==== Records for this exercise

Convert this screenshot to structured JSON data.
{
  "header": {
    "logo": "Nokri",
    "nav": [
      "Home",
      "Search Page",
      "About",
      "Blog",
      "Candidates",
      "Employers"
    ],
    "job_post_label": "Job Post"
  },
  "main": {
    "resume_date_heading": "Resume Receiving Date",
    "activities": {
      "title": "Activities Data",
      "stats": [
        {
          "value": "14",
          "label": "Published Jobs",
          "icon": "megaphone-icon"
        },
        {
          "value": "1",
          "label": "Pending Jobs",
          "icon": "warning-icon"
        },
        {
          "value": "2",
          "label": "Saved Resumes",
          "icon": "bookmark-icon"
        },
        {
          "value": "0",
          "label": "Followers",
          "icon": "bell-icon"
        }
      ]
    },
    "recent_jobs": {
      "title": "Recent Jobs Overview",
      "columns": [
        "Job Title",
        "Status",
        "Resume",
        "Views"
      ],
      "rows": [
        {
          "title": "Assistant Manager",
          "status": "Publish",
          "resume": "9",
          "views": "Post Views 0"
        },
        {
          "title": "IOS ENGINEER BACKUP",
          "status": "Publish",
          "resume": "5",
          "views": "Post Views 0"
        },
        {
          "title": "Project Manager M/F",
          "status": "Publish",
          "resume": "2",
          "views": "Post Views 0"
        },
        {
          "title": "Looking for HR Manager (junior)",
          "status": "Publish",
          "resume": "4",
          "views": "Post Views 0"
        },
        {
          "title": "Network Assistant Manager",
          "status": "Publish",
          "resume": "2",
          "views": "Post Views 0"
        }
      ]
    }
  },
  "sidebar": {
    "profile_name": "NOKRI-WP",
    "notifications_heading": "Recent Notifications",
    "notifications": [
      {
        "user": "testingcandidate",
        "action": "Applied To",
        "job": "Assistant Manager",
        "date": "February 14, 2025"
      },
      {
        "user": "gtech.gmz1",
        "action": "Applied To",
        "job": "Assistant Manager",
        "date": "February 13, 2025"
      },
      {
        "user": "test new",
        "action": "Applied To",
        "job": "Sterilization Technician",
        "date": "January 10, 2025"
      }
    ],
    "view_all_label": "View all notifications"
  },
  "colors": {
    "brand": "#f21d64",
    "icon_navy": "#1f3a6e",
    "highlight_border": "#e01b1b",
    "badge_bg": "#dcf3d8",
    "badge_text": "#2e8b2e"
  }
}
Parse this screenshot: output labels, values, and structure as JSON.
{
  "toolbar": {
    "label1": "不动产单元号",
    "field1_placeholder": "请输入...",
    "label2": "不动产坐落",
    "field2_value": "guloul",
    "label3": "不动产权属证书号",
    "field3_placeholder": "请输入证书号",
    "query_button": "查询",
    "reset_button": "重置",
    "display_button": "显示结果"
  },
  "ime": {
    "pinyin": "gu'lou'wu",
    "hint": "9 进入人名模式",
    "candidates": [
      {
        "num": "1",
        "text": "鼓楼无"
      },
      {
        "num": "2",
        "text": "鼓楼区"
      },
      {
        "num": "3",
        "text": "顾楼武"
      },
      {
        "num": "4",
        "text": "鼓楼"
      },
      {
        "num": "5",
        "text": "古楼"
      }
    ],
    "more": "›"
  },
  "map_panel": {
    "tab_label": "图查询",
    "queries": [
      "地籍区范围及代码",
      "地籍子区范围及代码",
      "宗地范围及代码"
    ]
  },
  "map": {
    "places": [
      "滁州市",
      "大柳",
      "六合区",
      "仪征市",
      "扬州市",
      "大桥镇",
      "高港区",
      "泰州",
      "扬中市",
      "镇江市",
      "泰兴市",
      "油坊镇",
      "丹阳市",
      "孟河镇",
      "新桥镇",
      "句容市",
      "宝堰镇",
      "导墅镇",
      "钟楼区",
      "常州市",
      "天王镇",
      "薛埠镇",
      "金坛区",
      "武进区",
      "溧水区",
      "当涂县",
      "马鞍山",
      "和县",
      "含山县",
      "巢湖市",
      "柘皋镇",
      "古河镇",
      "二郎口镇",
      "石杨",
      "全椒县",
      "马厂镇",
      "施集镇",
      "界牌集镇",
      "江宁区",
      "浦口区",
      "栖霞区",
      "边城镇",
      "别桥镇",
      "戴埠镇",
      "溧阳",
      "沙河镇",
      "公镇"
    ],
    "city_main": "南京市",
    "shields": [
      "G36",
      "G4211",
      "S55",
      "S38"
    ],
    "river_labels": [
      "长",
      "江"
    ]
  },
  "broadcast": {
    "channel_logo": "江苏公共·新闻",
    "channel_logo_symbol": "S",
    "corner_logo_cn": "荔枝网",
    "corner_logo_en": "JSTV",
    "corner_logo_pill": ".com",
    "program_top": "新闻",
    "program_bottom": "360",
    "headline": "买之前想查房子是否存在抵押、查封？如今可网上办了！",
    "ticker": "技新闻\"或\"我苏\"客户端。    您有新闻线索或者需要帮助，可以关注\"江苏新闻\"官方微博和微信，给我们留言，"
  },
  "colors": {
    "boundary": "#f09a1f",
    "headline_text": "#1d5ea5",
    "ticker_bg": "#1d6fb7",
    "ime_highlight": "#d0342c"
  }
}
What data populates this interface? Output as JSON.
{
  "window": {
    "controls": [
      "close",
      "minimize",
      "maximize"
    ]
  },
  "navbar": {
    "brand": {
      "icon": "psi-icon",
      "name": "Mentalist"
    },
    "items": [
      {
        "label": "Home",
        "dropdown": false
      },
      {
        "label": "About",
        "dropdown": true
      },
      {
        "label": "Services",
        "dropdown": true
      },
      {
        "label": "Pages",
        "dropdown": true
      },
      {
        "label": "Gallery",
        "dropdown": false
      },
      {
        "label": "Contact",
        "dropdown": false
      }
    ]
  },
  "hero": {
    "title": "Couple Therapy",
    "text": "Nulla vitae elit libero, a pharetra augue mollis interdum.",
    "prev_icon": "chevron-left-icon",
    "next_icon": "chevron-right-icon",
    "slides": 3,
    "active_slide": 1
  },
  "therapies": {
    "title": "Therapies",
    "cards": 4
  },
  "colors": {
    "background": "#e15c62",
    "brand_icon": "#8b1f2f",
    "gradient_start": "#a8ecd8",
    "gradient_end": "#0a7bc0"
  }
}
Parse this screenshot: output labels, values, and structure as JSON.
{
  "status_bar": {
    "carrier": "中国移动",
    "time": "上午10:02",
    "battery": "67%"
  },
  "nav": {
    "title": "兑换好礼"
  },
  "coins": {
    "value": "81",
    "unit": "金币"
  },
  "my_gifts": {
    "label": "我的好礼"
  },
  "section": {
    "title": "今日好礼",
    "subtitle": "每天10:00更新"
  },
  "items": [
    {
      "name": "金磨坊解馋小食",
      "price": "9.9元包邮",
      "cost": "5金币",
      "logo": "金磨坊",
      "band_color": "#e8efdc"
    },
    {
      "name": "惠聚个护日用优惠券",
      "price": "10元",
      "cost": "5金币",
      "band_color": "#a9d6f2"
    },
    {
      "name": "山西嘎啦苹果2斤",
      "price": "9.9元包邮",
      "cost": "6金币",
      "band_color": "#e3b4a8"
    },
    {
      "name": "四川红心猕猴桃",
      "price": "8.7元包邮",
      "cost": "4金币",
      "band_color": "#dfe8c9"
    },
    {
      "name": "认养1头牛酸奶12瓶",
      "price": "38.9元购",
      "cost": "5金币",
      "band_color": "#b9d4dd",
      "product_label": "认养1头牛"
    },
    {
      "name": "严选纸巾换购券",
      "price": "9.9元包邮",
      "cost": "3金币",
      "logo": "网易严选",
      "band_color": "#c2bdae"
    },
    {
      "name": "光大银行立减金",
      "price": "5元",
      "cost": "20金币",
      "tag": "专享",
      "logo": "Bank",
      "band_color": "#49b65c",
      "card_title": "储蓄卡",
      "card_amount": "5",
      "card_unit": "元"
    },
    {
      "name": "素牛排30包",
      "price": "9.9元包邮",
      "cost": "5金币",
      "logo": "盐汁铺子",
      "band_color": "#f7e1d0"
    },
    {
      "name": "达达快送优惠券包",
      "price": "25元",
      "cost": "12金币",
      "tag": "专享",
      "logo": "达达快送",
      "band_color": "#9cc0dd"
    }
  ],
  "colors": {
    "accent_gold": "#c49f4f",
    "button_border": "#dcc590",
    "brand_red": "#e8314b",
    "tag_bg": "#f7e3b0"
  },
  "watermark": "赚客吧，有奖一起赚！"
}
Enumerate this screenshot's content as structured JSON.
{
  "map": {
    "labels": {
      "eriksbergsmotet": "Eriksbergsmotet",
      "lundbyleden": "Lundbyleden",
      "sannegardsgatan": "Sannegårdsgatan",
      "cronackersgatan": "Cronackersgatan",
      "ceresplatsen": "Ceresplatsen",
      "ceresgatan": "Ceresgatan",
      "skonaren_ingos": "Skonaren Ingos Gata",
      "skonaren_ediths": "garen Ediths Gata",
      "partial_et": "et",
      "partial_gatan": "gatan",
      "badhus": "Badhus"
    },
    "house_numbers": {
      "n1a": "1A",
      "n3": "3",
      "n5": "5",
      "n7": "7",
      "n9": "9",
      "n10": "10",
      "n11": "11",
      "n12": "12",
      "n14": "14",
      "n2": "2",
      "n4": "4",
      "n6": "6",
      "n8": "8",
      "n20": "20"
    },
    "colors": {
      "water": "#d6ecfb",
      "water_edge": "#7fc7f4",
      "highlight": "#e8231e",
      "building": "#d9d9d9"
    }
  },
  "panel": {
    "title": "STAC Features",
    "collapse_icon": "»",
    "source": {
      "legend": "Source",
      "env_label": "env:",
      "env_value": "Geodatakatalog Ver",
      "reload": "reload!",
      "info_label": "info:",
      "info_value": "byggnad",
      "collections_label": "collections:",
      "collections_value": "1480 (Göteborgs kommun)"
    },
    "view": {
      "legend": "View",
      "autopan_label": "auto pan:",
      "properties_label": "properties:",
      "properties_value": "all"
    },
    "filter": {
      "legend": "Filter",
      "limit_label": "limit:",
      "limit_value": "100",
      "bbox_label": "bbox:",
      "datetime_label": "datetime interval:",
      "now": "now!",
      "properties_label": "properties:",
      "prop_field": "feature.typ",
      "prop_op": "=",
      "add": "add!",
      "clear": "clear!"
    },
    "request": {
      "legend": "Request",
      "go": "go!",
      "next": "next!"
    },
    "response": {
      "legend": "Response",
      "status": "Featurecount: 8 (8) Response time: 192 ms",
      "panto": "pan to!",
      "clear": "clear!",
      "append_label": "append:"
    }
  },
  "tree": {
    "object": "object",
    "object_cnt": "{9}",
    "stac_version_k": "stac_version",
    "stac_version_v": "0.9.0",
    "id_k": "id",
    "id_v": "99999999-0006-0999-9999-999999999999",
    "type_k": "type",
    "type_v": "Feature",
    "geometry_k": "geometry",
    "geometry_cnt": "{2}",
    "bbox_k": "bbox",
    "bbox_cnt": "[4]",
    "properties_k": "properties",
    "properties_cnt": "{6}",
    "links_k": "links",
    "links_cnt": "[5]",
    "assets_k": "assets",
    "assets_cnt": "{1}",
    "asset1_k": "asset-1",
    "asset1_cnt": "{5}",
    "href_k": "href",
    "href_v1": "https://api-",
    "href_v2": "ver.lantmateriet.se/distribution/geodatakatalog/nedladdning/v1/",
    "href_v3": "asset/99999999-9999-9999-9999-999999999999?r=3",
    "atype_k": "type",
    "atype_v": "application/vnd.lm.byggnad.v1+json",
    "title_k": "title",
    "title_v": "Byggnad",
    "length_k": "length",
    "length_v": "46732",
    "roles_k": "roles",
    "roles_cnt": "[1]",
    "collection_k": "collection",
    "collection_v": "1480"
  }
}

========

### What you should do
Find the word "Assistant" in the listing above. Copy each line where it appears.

### Task result
          "title": "Assistant Manager",
          "title": "Network Assistant Manager",
        "job": "Assistant Manager",
        "job": "Assistant Manager",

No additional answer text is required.